During the penultimate term of my Natural Sciences degree at Cambridge, and with a scholarship to study in Japan planned for the following year, I visited the university careers office. The monopoly of recruitment propaganda by the financial services industry had left me thinking that all roads lead to the City.
The careers adviser explained, however, that with patents, I could make use of my physics while taking up new disciplines of law and letter writing. The combination appealed to me and I now work as a Trainee Patent Attorney at J A Kemp & Co in Gray’s Inn.
I remember being told at my interview that I would do the same job on my first day as I would on the day I retired. I hope I’ve been slightly more productive than that may suggest, but I certainly enjoy the gradual development and evolvement of my potentially lifelong career. As my level of responsibility grows, so does the variety of my work, though patent prosecution and drafting remain ever present.
Aspects of the job
When I’m asked about what I do for a living, I often talk about how varied my work is. Each day at the office I will deal with three or four cases, each one directed to a different invention, probably in completely contrasting fields.
As an agent representing our clients (e.g. a technology company who want to protect their ideas) before the Patent Office, my role is two-fold. To our client, I explain, and suggest ways of overcoming, a patent examiner’s objections, while to the examiner, I convey why our client’s invention should be granted a patent.
To do this, the skills that I need day to day are quick understanding of technology from a written description, and communication of my advice or argumentation in an accurate and comprehensible manner.
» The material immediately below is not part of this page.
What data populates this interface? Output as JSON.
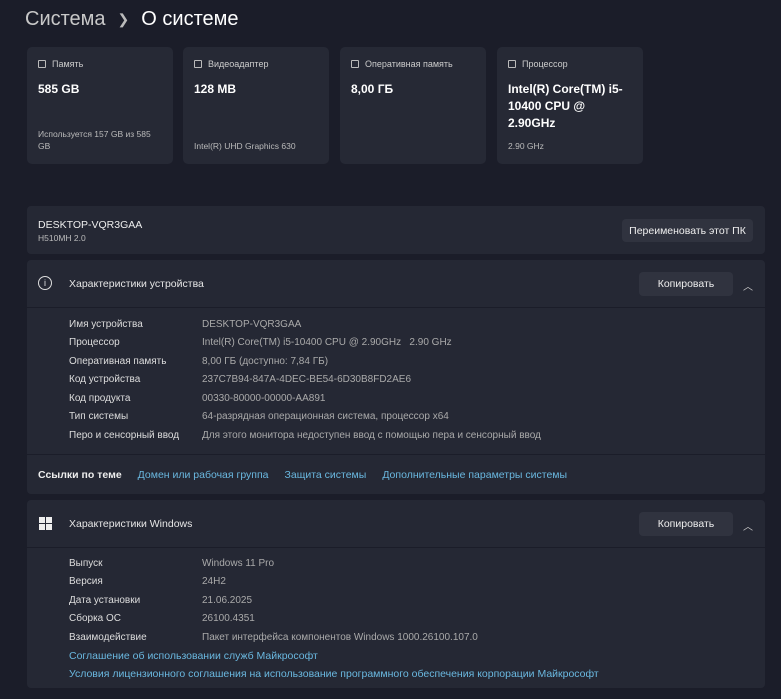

Time management and improving efficiency are important aspects of the job, a fact I realise more now than when I started; I’ve certainly become a lot more organised. The job involves writing a lot of letters. In addition to written communication, there is also the opportunity to represent a client in person. So far, I’ve had one trip abroad to Munich to represent a client at a hearing at the European Patent Office.
An average day
Sitting in the Electronics and Engineering department, I handle a broad range of files relating to anything from optics to computing, and the level of technology can range from pet beds to integrated circuits. With such wide ranging subject matter, I’m not expected to be an expert every time; that’s what the inventors are for.
On my desk currently are papers about manufacturing computer chips, a nitrous oxide sensor and an ink-jet printer. After two and a half years in the job, I still enjoy the intellectual challenge each day brings and would recommend the profession to friends.
The work is essentially individual in nature with little interaction, before discussing my letters with a partner. The flexibility this gives me in managing my own workload, together with the flexitime system we have in place, means I can maintain a good balance between work and the rest of my life.
While knowing a foreign language is by no means essential, I have found the Japanese I picked up before joining to be occasionally useful for deciphering poorly translated patents.
I’m currently part-qualified, which is like describing a second year undergraduate as part-graduated and I’m a year away from sitting my qualifying exams.
Exam preparation has to be done outside work hours, but J A Kemp & Co’s first time pass rate, which is excellent, gives me confidence of success. We receive a comprehensive series of in-house tutorials that will give me a good chance of ‘graduating’ next year. Until then, the close supervision I receive for each piece of work aids my progress.
I would recommend training to become a patent attorney, as a patent attorney’s salary compares well to other areas, while the sensible hours mean you have time outside the office for a social life.